The nuns in St Bernadette’s convent were praying a novena to the Blessed Virgin Mary when the little saint was noticed offering her petitions in the chapel of St Joseph.
“But you are mistaken sister” she was told.
“Oh,” Bernadette smiled “In heaven no one is jealous.”
Of course the Lourdes visionary was right but if the heavenly angels were ever to be envious I suspect it would not be of their captains St Michael and St Gabriel but of these guys-
“Then the devil left him and, behold, angels came and ministered to him“ (Matthew 4:11)
“And to strengthen him an angel from heaven appeared to him” (Luke 22:43)
To serve the suffering and sorrowful Jesus in the desert or in the garden where He experienced such agony of spirit is surely a great privilege.

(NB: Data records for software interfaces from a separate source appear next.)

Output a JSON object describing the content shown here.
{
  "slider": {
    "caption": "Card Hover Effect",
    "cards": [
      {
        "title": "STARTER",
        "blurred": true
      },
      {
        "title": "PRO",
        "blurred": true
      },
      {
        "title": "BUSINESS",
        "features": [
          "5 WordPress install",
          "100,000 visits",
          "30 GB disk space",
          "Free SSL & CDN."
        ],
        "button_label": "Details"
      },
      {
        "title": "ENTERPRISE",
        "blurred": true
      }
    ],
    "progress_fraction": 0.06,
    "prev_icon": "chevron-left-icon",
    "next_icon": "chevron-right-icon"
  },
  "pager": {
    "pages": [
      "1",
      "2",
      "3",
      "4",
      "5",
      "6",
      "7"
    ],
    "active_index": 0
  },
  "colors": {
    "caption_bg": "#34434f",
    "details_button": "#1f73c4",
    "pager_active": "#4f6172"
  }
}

Think what a joy it must be to know that the lesser has comforted the greater, that the almost nothing has brought strength to the author of all, the recipient of love has shared that love with its divine author and so brought Him relief in His sorrows. St Thérèse of Lisieux said “disinterested love is for us to console Jesus, not for Him to console us” and those angels who have chosen to serve God exist only for the purpose of disinterested love- “Are they not all ministering spirits sent to serve, for the sake of those who are to inherit salvation?” (Hebrews 1:14). It therefore seems that those fortunate, those blessed angels who ministered to our Lord after His forty day fast and before His Passion fulfilled their role in a way which no other angels could ever equal or surpass….click here to read more
Jesus is the quintessential model for obedience. We see the first example of obedience in Luke 2:49, where we read, “Did you not know that I must be in my Father’s house?” Jesus had an awareness of the Father’s will and was obedient to the calling to discuss scripture with the learned men in the Temple. Yet, on the heels of this statement, in verse 51, we also see that Jesus was obedient to his step-father, St. Joseph and his mother Mary, when once reunited with His parents. Luke tells us, “He went down with them and came to Nazareth, and was obedient to them” (Luke 2:51).

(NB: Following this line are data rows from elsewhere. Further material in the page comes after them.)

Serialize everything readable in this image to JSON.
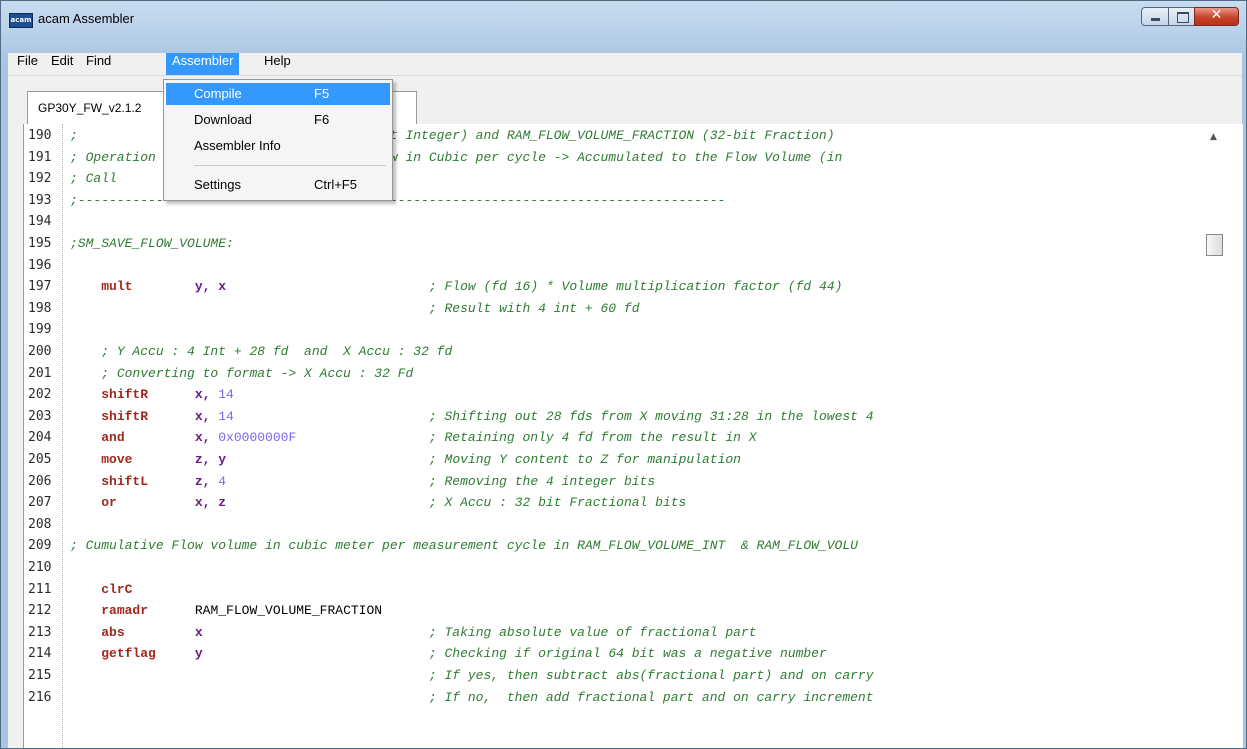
{
  "window": {
    "title": "acam Assembler",
    "app_icon_text": "acam"
  },
  "menubar": [
    "File",
    "Edit",
    "Find",
    "Assembler",
    "Help"
  ],
  "tab": {
    "label": "GP30Y_FW_v2.1.2"
  },
  "dropdown": {
    "items": [
      {
        "label": "Compile",
        "shortcut": "F5"
      },
      {
        "label": "Download",
        "shortcut": "F6"
      },
      {
        "label": "Assembler Info",
        "shortcut": ""
      },
      {
        "label": "Settings",
        "shortcut": "Ctrl+F5"
      }
    ]
  },
  "editor": {
    "lines": [
      {
        "n": "190",
        "parts": [
          {
            "c": "cm",
            "t": ";                       VOLUME_INT (32-bit Integer) and RAM_FLOW_VOLUME_FRACTION (32-bit Fraction)"
          }
        ]
      },
      {
        "n": "191",
        "parts": [
          {
            "c": "cm",
            "t": "; Operation : Flow * VOLUME_FACTOR -> Flow in Cubic per cycle -> Accumulated to the Flow Volume (in"
          }
        ]
      },
      {
        "n": "192",
        "parts": [
          {
            "c": "cm",
            "t": "; Call"
          }
        ]
      },
      {
        "n": "193",
        "parts": [
          {
            "c": "cm",
            "t": ";-----------------------------------------------------------------------------------"
          }
        ]
      },
      {
        "n": "194",
        "parts": []
      },
      {
        "n": "195",
        "parts": [
          {
            "c": "cm",
            "t": ";SM_SAVE_FLOW_VOLUME:"
          }
        ]
      },
      {
        "n": "196",
        "parts": []
      },
      {
        "n": "197",
        "parts": [
          {
            "c": "id",
            "t": "    "
          },
          {
            "c": "kw",
            "t": "mult"
          },
          {
            "c": "id",
            "t": "        "
          },
          {
            "c": "op",
            "t": "y, x"
          },
          {
            "c": "id",
            "t": "                          "
          },
          {
            "c": "cm",
            "t": "; Flow (fd 16) * Volume multiplication factor (fd 44)"
          }
        ]
      },
      {
        "n": "198",
        "parts": [
          {
            "c": "id",
            "t": "                                              "
          },
          {
            "c": "cm",
            "t": "; Result with 4 int + 60 fd"
          }
        ]
      },
      {
        "n": "199",
        "parts": []
      },
      {
        "n": "200",
        "parts": [
          {
            "c": "id",
            "t": "    "
          },
          {
            "c": "cm",
            "t": "; Y Accu : 4 Int + 28 fd  and  X Accu : 32 fd"
          }
        ]
      },
      {
        "n": "201",
        "parts": [
          {
            "c": "id",
            "t": "    "
          },
          {
            "c": "cm",
            "t": "; Converting to format -> X Accu : 32 Fd"
          }
        ]
      },
      {
        "n": "202",
        "parts": [
          {
            "c": "id",
            "t": "    "
          },
          {
            "c": "kw",
            "t": "shiftR"
          },
          {
            "c": "id",
            "t": "      "
          },
          {
            "c": "op",
            "t": "x, "
          },
          {
            "c": "num",
            "t": "14"
          }
        ]
      },
      {
        "n": "203",
        "parts": [
          {
            "c": "id",
            "t": "    "
          },
          {
            "c": "kw",
            "t": "shiftR"
          },
          {
            "c": "id",
            "t": "      "
          },
          {
            "c": "op",
            "t": "x, "
          },
          {
            "c": "num",
            "t": "14"
          },
          {
            "c": "id",
            "t": "                         "
          },
          {
            "c": "cm",
            "t": "; Shifting out 28 fds from X moving 31:28 in the lowest 4"
          }
        ]
      },
      {
        "n": "204",
        "parts": [
          {
            "c": "id",
            "t": "    "
          },
          {
            "c": "kw",
            "t": "and"
          },
          {
            "c": "id",
            "t": "         "
          },
          {
            "c": "op",
            "t": "x, "
          },
          {
            "c": "num",
            "t": "0x0000000F"
          },
          {
            "c": "id",
            "t": "                 "
          },
          {
            "c": "cm",
            "t": "; Retaining only 4 fd from the result in X"
          }
        ]
      },
      {
        "n": "205",
        "parts": [
          {
            "c": "id",
            "t": "    "
          },
          {
            "c": "kw",
            "t": "move"
          },
          {
            "c": "id",
            "t": "        "
          },
          {
            "c": "op",
            "t": "z, y"
          },
          {
            "c": "id",
            "t": "                          "
          },
          {
            "c": "cm",
            "t": "; Moving Y content to Z for manipulation"
          }
        ]
      },
      {
        "n": "206",
        "parts": [
          {
            "c": "id",
            "t": "    "
          },
          {
            "c": "kw",
            "t": "shiftL"
          },
          {
            "c": "id",
            "t": "      "
          },
          {
            "c": "op",
            "t": "z, "
          },
          {
            "c": "num",
            "t": "4"
          },
          {
            "c": "id",
            "t": "                          "
          },
          {
            "c": "cm",
            "t": "; Removing the 4 integer bits"
          }
        ]
      },
      {
        "n": "207",
        "parts": [
          {
            "c": "id",
            "t": "    "
          },
          {
            "c": "kw",
            "t": "or"
          },
          {
            "c": "id",
            "t": "          "
          },
          {
            "c": "op",
            "t": "x, z"
          },
          {
            "c": "id",
            "t": "                          "
          },
          {
            "c": "cm",
            "t": "; X Accu : 32 bit Fractional bits"
          }
        ]
      },
      {
        "n": "208",
        "parts": []
      },
      {
        "n": "209",
        "parts": [
          {
            "c": "cm",
            "t": "; Cumulative Flow volume in cubic meter per measurement cycle in RAM_FLOW_VOLUME_INT  & RAM_FLOW_VOLU"
          }
        ]
      },
      {
        "n": "210",
        "parts": []
      },
      {
        "n": "211",
        "parts": [
          {
            "c": "id",
            "t": "    "
          },
          {
            "c": "kw",
            "t": "clrC"
          }
        ]
      },
      {
        "n": "212",
        "parts": [
          {
            "c": "id",
            "t": "    "
          },
          {
            "c": "kw",
            "t": "ramadr"
          },
          {
            "c": "id",
            "t": "      RAM_FLOW_VOLUME_FRACTION"
          }
        ]
      },
      {
        "n": "213",
        "parts": [
          {
            "c": "id",
            "t": "    "
          },
          {
            "c": "kw",
            "t": "abs"
          },
          {
            "c": "id",
            "t": "         "
          },
          {
            "c": "op",
            "t": "x"
          },
          {
            "c": "id",
            "t": "                             "
          },
          {
            "c": "cm",
            "t": "; Taking absolute value of fractional part"
          }
        ]
      },
      {
        "n": "214",
        "parts": [
          {
            "c": "id",
            "t": "    "
          },
          {
            "c": "kw",
            "t": "getflag"
          },
          {
            "c": "id",
            "t": "     "
          },
          {
            "c": "op",
            "t": "y"
          },
          {
            "c": "id",
            "t": "                             "
          },
          {
            "c": "cm",
            "t": "; Checking if original 64 bit was a negative number"
          }
        ]
      },
      {
        "n": "215",
        "parts": [
          {
            "c": "id",
            "t": "                                              "
          },
          {
            "c": "cm",
            "t": "; If yes, then subtract abs(fractional part) and on carry"
          }
        ]
      },
      {
        "n": "216",
        "parts": [
          {
            "c": "id",
            "t": "                                              "
          },
          {
            "c": "cm",
            "t": "; If no,  then add fractional part and on carry increment"
          }
        ]
      }
    ]
  }
}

We see another example of Jesus’ obedience to the Father in the passages of the Temptation of Jesus… Read more…
Formulae like ‘I accept Jesus Christ as my personal Lord and Saviour‘ are very commonly used among Evangelical Christians. They can act as the gateway marking the point at which a person becomes a Christian. In that sense they resemble the shahada, the Muslim profession of faith. What they don’t resemble is the traditional Christian gateways which are baptism and the profession of the Nicene creed. There are many things which could be said about this but I propose to focus on what I see as the excessive individualism which this approach to the faith both reflects and encourages.

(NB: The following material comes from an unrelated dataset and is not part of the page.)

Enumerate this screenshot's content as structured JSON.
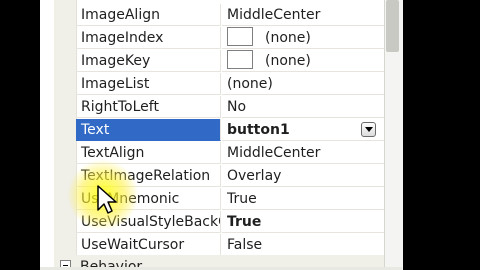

The formula is theologically sound so far as it goes, its main problem is the premature use of the full stop. It makes the Christian faith in its totality appear to consist of a personal relationship between the individual believer and one member of the Blessed Trinity. This is at best inadequate and at worst positively misleading...click here to read more